South East Water is investigating ways of using biosolids, a by-product of its wastewater recycling processes.
Farmers would benefit from nutrient-rich fertiliser to maintain soils and stimulate plant growth, which increased their productivity.
SEW was already producing biosolids for agricultural use at its Boneo, Somers, Pakenham and Blind Bight Water recycling plants.
Supported by the Soil Cooperative Research Centre (Soil CRC) and partnering with the University of Newcastle, NSW, the project will trial soil injection of biosolids in liquid form to improve soil structure, fertility and function at its Longwarry Water Recycling Plant.
The trial has so far seen a crop of summer forage sorghum produced from liquid injection of biosolids under dryland conditions.
A field day was held recently that attracted more than 100 industry professionals and researchers at the plant.
EPA Victoria approved SEW's request to undertake the trial through its research, development and demonstration (RD&D) pathway.
University of Newcastle environmental remediation researcher and one of the project investigators, Dr Balaji Seshadri, said optimising the use of biosolids would resulted in high value products that could enhance agricultural productivity and soil health.
"Delivering nutrients and organic matter in biosolids to the root zone via liquid injection is one novel approach we're exploring through this joint trial that will ultimately benefit Australia's farming community." Dr Seshadri said.
The current process for producing biosolids in Victoria involved a long treatment process to make sure the product met treatment grade T1 - the only type of biosolids deemed safe for unrestricted use as fertiliser on farms. This included storing the product for a minimum of three years before it's used.
Soil CRC CEO Dr Michael Crawford said the new project was vital.
"In addition to addressing an important issue for the water sector, it provides scientists and farmers with an understanding of how the addition of organic matter and nutrients to the subsoil can improve soil productivity and ultimately, farmer profitability," Dr Crawford said.
"The Soil CRC provides the opportunity for effective collaboration between industry and science as well as a pathway to adoption of new soil management technologies by farmers." he said.

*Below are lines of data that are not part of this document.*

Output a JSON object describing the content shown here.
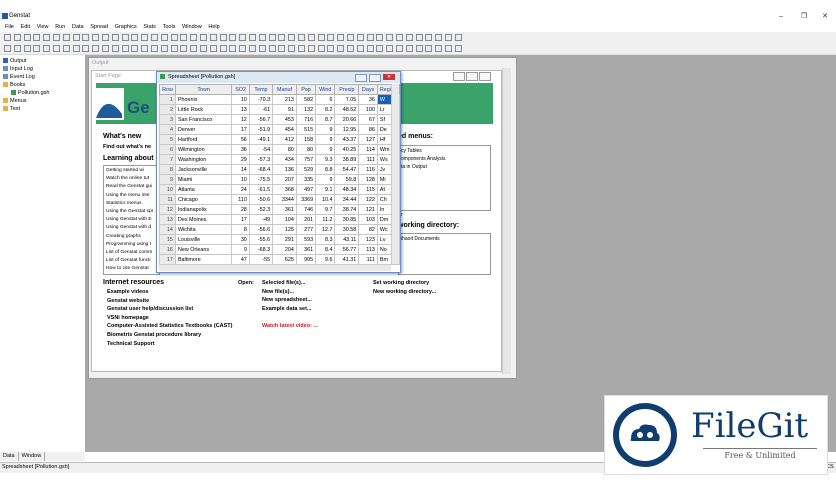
{
  "app": {
    "title": "Genstat"
  },
  "window_controls": {
    "minimize": "‒",
    "restore": "❐",
    "close": "✕"
  },
  "menu": [
    "File",
    "Edit",
    "View",
    "Run",
    "Data",
    "Spread",
    "Graphics",
    "Stats",
    "Tools",
    "Window",
    "Help"
  ],
  "tree": [
    {
      "label": "Output",
      "icon": "output-icon"
    },
    {
      "label": "Input Log",
      "icon": "log-icon"
    },
    {
      "label": "Event Log",
      "icon": "log-icon"
    },
    {
      "label": "Books",
      "icon": "folder-icon"
    },
    {
      "label": "Pollution.gsh",
      "icon": "sheet-icon"
    },
    {
      "label": "Menus",
      "icon": "folder-icon"
    },
    {
      "label": "Text",
      "icon": "folder-icon"
    }
  ],
  "left_tabs": [
    "Data",
    "Window"
  ],
  "output_window": {
    "title": "Output"
  },
  "start_page": {
    "title": "Start Page",
    "logo": "Ge",
    "whats_new": "What's new",
    "find_out": "Find out what's ne",
    "learning_about": "Learning about",
    "learning_items": [
      "Getting started wi",
      "Watch the online tut",
      "Read the Genstat gui",
      "Using the menu inte",
      "Statistics menus",
      "Using the Genstat spr",
      "Using Genstat with E",
      "Using Genstat with d",
      "Creating graphs",
      "Programming using t",
      "List of Genstat comm",
      "List of Genstat functi",
      "How to cite Genstat"
    ],
    "customised_menus": "ed menus:",
    "menu_items": [
      "cy Tables",
      "omponents Analysis",
      "",
      "ta in Output"
    ],
    "working_dir_heading": "working directory:",
    "working_dir_items": [
      "ihaoit Documents"
    ],
    "or_label": "or",
    "internet_resources": "Internet resources",
    "internet_links": [
      "Example videos",
      "Genstat website",
      "Genstat user help/discussion list",
      "VSNi homepage",
      "Computer-Assisted Statistics Textbooks (CAST)",
      "Biometris Genstat procedure library",
      "Technical Support"
    ],
    "open_label": "Open:",
    "open_links": [
      "Selected file(s)...",
      "New file(s)...",
      "New spreadsheet...",
      "Example data set..."
    ],
    "watch_video": "Watch latest video: ...",
    "dir_links": [
      "Set working directory",
      "New working directory..."
    ]
  },
  "spreadsheet": {
    "title": "Spreadsheet [Pollution.gsh]",
    "columns": [
      "Row",
      "Town",
      "SO2",
      "Temp",
      "Manuf",
      "Pop",
      "Wind",
      "Precip",
      "Days",
      "Region"
    ],
    "rows": [
      [
        "1",
        "Phoenix",
        "10",
        "-70.3",
        "213",
        "582",
        "6",
        "7.05",
        "36",
        "W"
      ],
      [
        "2",
        "Little Rock",
        "13",
        "-61",
        "91",
        "132",
        "8.2",
        "48.52",
        "100",
        "Lr"
      ],
      [
        "3",
        "San Francisco",
        "12",
        "-56.7",
        "453",
        "716",
        "8.7",
        "20.66",
        "67",
        "Sf"
      ],
      [
        "4",
        "Denver",
        "17",
        "-51.9",
        "454",
        "515",
        "9",
        "12.95",
        "86",
        "De"
      ],
      [
        "5",
        "Hartford",
        "56",
        "-49.1",
        "412",
        "158",
        "9",
        "43.37",
        "127",
        "Hf"
      ],
      [
        "6",
        "Wilmington",
        "36",
        "-54",
        "80",
        "80",
        "9",
        "40.25",
        "114",
        "Wm"
      ],
      [
        "7",
        "Washington",
        "29",
        "-57.3",
        "434",
        "757",
        "9.3",
        "38.89",
        "111",
        "Ws"
      ],
      [
        "8",
        "Jacksonville",
        "14",
        "-68.4",
        "136",
        "529",
        "8.8",
        "54.47",
        "116",
        "Jv"
      ],
      [
        "9",
        "Miami",
        "10",
        "-75.5",
        "207",
        "335",
        "9",
        "59.8",
        "128",
        "Mi"
      ],
      [
        "10",
        "Atlanta",
        "24",
        "-61.5",
        "368",
        "497",
        "9.1",
        "48.34",
        "115",
        "At"
      ],
      [
        "11",
        "Chicago",
        "110",
        "-50.6",
        "3344",
        "3369",
        "10.4",
        "34.44",
        "122",
        "Ch"
      ],
      [
        "12",
        "Indianapolis",
        "28",
        "-52.3",
        "361",
        "746",
        "9.7",
        "38.74",
        "121",
        "In"
      ],
      [
        "13",
        "Des Moines",
        "17",
        "-49",
        "104",
        "201",
        "11.2",
        "30.85",
        "103",
        "Dm"
      ],
      [
        "14",
        "Wichita",
        "8",
        "-56.6",
        "125",
        "277",
        "12.7",
        "30.58",
        "82",
        "Wc"
      ],
      [
        "15",
        "Louisville",
        "30",
        "-55.6",
        "291",
        "593",
        "8.3",
        "43.11",
        "123",
        "Lv"
      ],
      [
        "16",
        "New Orleans",
        "9",
        "-68.3",
        "204",
        "361",
        "8.4",
        "56.77",
        "113",
        "No"
      ],
      [
        "17",
        "Baltimore",
        "47",
        "-55",
        "625",
        "905",
        "9.6",
        "41.31",
        "111",
        "Bm"
      ]
    ]
  },
  "status": {
    "left": "Spreadsheet [Pollution.gsh]",
    "right": "CS"
  },
  "watermark": {
    "name": "FileGit",
    "tagline": "Free & Unlimited",
    "accent": "#0f3d6e"
  }
}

South East Water's Senior Research and Planning Scientist, Dr Aravind Surapaneni said it was hoped the project would prove that using biosolids in liquid form (known as T2 or T3 treatment grade) was appropriate for use on agricultural crops.
"This would permit time and cost efficiencies through bypassing conventional drying and stockpiling processes," Dr Surapaneni said.
"By undertaking this trial we can assess the impact of using T3 grade liquid biosolids on crops, as well as identifying any potential risks of using this by-product." Dr Surapaneni said.
If successful, the project had the potential to influence EPA guidelines on liquid injection of T3 grade biosolids in Victoria, which would be great news for water recycling plants, local farmers and their crops, he said.